(Saved entries)
_____

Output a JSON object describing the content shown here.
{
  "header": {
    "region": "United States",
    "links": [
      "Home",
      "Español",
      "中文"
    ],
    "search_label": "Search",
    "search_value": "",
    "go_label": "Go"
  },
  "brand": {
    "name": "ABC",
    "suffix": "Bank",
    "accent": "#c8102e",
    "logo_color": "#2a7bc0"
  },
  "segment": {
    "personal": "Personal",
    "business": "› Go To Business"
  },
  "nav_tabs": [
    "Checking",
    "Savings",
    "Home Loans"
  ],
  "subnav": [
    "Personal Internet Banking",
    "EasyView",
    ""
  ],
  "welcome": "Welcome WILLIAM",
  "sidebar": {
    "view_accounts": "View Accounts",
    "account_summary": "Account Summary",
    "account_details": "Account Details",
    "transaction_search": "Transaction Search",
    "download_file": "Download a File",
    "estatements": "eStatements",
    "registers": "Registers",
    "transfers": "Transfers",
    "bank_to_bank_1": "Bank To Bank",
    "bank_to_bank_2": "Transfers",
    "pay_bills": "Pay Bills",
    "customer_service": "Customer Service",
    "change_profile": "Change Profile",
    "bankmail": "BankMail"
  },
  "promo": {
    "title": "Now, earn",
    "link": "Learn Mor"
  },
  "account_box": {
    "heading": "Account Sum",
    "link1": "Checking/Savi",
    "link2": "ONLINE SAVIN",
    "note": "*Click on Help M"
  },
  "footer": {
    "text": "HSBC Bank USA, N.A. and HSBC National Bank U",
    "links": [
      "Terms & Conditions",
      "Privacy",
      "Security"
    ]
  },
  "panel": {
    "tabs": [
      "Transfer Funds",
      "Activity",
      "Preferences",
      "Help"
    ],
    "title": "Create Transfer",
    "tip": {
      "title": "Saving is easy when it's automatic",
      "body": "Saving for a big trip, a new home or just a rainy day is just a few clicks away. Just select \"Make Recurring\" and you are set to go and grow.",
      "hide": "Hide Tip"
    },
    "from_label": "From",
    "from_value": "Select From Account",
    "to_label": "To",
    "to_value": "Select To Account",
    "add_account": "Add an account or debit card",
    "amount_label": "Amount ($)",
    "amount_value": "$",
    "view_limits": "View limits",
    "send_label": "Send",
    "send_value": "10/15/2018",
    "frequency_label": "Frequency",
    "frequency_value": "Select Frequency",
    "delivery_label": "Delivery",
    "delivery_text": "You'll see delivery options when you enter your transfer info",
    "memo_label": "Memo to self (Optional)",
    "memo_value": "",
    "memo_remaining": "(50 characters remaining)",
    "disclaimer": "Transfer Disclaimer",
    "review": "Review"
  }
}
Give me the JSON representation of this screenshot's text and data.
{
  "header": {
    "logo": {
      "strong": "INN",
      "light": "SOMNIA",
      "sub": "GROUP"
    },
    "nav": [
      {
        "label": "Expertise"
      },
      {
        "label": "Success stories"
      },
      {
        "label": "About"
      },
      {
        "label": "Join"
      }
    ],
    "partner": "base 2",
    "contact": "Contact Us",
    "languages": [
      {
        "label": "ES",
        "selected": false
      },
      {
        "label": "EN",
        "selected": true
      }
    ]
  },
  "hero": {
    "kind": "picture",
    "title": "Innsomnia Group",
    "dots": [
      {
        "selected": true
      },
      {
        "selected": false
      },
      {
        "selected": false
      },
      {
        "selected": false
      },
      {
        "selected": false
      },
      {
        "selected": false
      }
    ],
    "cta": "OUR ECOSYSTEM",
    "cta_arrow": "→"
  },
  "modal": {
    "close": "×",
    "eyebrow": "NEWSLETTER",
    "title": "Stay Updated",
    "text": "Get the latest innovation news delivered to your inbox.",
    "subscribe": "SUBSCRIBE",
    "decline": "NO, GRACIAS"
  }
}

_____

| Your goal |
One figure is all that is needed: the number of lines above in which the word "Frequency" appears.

| Answer box |
2